The EU action plan on air cargo security
Vice-President Siim Kallas, meeting with the high-level group on air cargo security, today set out a series of recommentations on the EU's response to the 30 October security alert, when viable explosive devices were found in cargo shipments originating from Yemen and transferring to US-bound flights at airports in Germany and the UK.
The recommendations from the high-level group were agreed by Member States' experts meeting in the Civil Aviation Security Regulatory Committee and by Commission security experts in the Directorates-General responsible for Mobility and Transport; Justice; Home Affairs, Taxation and Customs Union, and the Joint Situation Centre, working closely with the Belgian Presidency. Industry representatives were also consulted.
1. New harmonised EU cargo and mail security controls
Legislation: Working closely with national and industry experts from the Air Cargo Working Group, the Commission will bring forward new legislative proposals in relation to cargo originating from outside the EU. These proposals are likely to include actions to be taken by EU air carriers wishing to bring cargo from countries outside the EU. Many of these carriers already have security provisions in place for such operations.
The proposals will also draw on experience gained in the customs sector, using a risk-based approach and requiring more advance information about shipments. The first steps will be to define criteria for identifying cargo which represents a particular risk and to establish mechanisms to allow for the evaluation of security standards at non-EU airports.
Member States will be encouraged to accelerate the implementation of the EU's system of supply chain security (known as "consignor validation") and to introduce the new requirements as much as possible before the April 2013 deadline. Validation of relevant parties in countries outside the EU should be considered in order to underpin the necessary security controls that already exist there. This will mitigate the risk of consignments arriving from external countries and will have minimal impact on transfer cargo handling at EU airports.
Enhanced cargo and mail inspections: The Member States and the Commission should as a matter of urgency strengthen the compliance monitoring of the cargo and mail rules. The Commission has to date made 30 cargo inspections at Member State airports and the results of these inspections show that implementation of EU rules must be improved. The number of of EU inspections will be increased and Member States must take action to strengthen national monitoring programmes. The proper implementation of cargo rules is linked to effective staff training. Standardised training packages for staff involved in air security could ensure robust and harmonised standards. Workshops for some non-EU countries might be co-ordinated by bodies such as the European Civil Aviation Conference (ECAC), with EU support.
Projects for improving detection technologies and future research: There are many different types of cargo, so screening it effectively can be challenging. There will be further investment in research to improve the performance of current detection technologies and to come up with new possibilities. This will be carried out under the EU research framework programme and other initiatives.
2. EU coordination
Better intelligence and threat information sharing is vital to ensure a prompt, effective and harmonised response to arising threats. It is imperative that information about new threats is shared as quickly as possible, so that they can be tackled immediately.

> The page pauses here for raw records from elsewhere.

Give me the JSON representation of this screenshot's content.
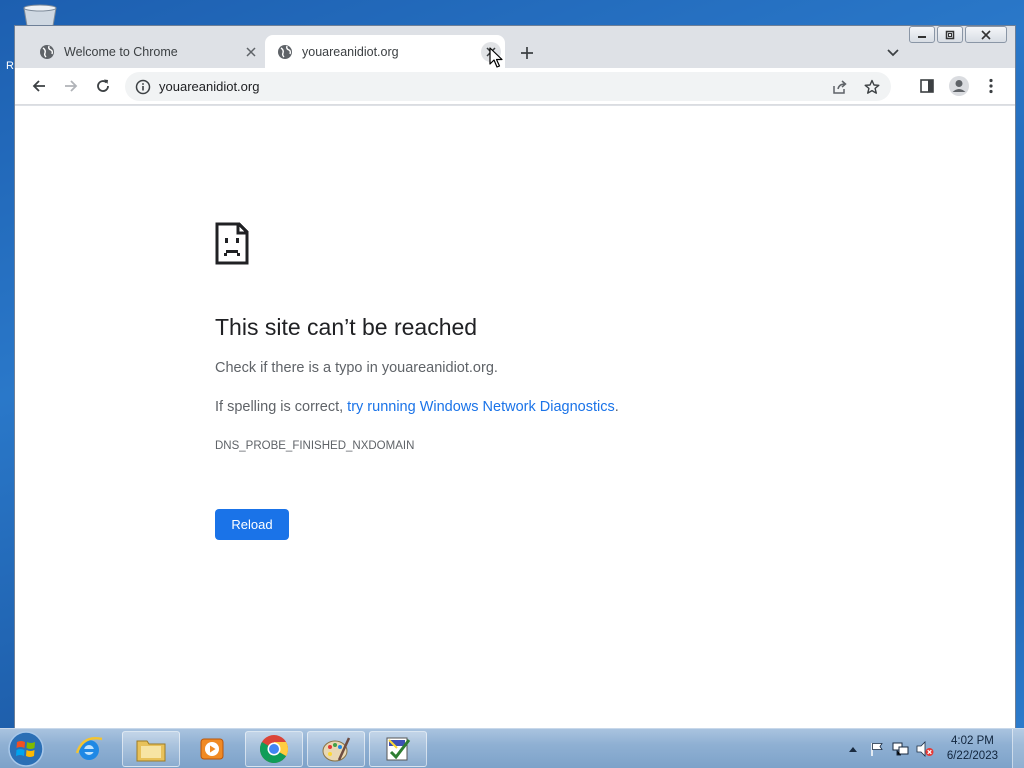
{
  "desktop": {
    "partial_icon_letter": "R"
  },
  "window": {
    "minimize": "minimize",
    "maximize": "maximize",
    "close": "close"
  },
  "tabs": [
    {
      "title": "Welcome to Chrome",
      "active": false
    },
    {
      "title": "youareanidiot.org",
      "active": true
    }
  ],
  "toolbar": {
    "url": "youareanidiot.org"
  },
  "error_page": {
    "title": "This site can’t be reached",
    "line1": "Check if there is a typo in youareanidiot.org.",
    "line2_prefix": "If spelling is correct, ",
    "line2_link": "try running Windows Network Diagnostics",
    "line2_suffix": ".",
    "code": "DNS_PROBE_FINISHED_NXDOMAIN",
    "reload_label": "Reload"
  },
  "taskbar": {
    "apps": [
      "internet-explorer-icon",
      "file-explorer-icon",
      "media-player-icon",
      "chrome-icon",
      "paint-icon",
      "task-app-icon"
    ],
    "clock_time": "4:02 PM",
    "clock_date": "6/22/2023"
  },
  "colors": {
    "link": "#1a73e8",
    "button": "#1a73e8",
    "title": "#202124",
    "body_text": "#5f6368"
  }
}
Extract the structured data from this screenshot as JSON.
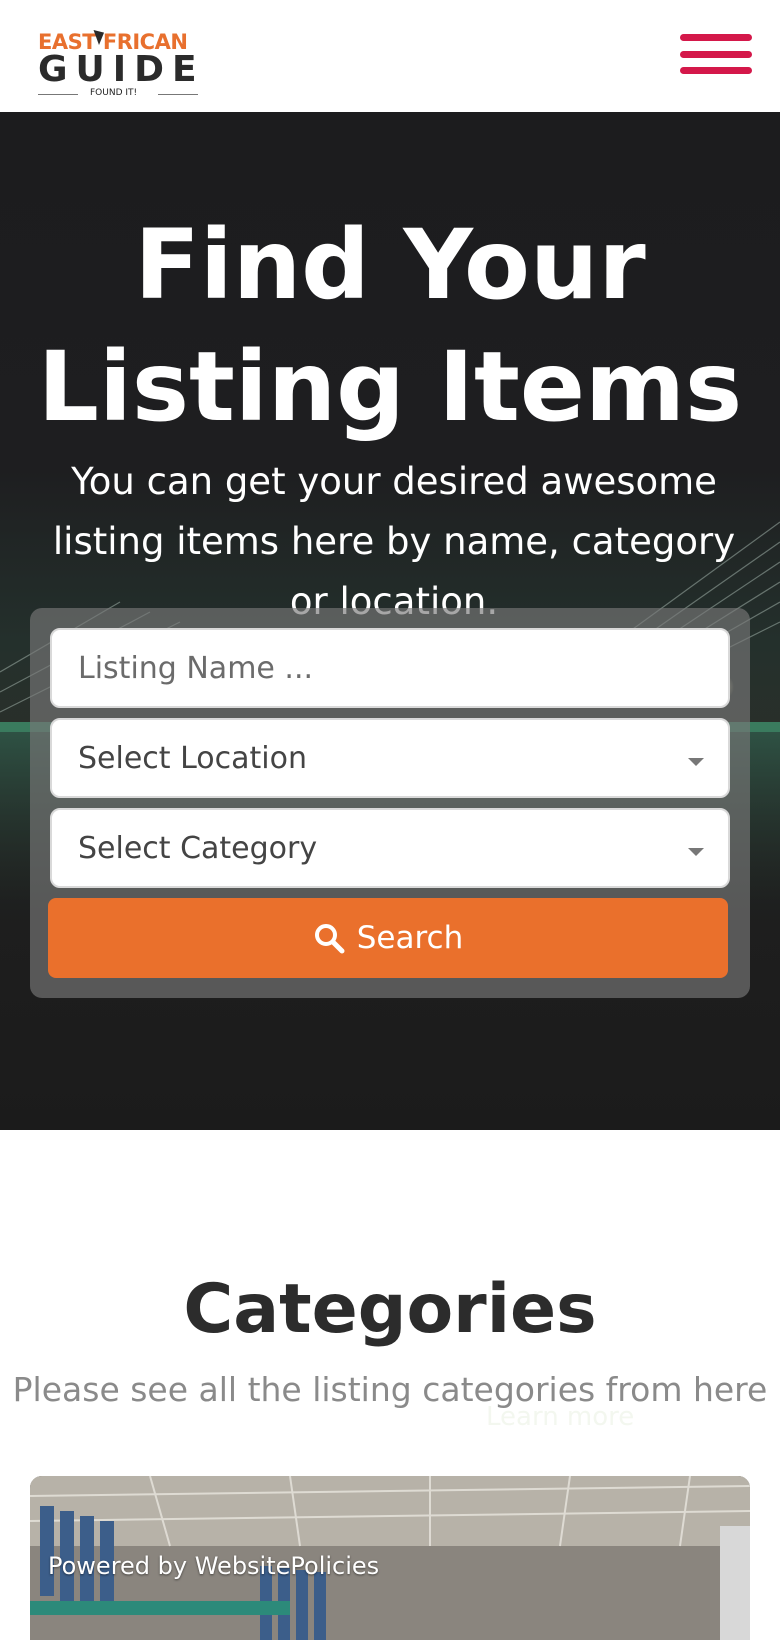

Appropriate mechanisms should be put in place wherever these do not yet exist. A common EU threat assessment capability will also be developed so that EU security rules can be adapted to actual and evolving risks.
3. Global approach
A global approach is needed to improve security. ICAO's latest revision to Annex 17 which enhances cargo security rules should be swiftly implemented by its contracting states and adequate guidance should be developed and provided to help implement its standards and recommended practices.
Additionally, ICAO audits and capacity building initiatives should be used as primary tools to strengthen aviation security, including cargo in non-EU countries. The EU should play an active role in these activities as such actions will not only improve the security in those countries but will also vastly benefit global trade. Although the terrorist plot on 30 October failed, it caused delays which cost companies around the world millions of euros. The only way to make aviation transport more secure is by acting on a global scale.
Air Cargo departing from EU airports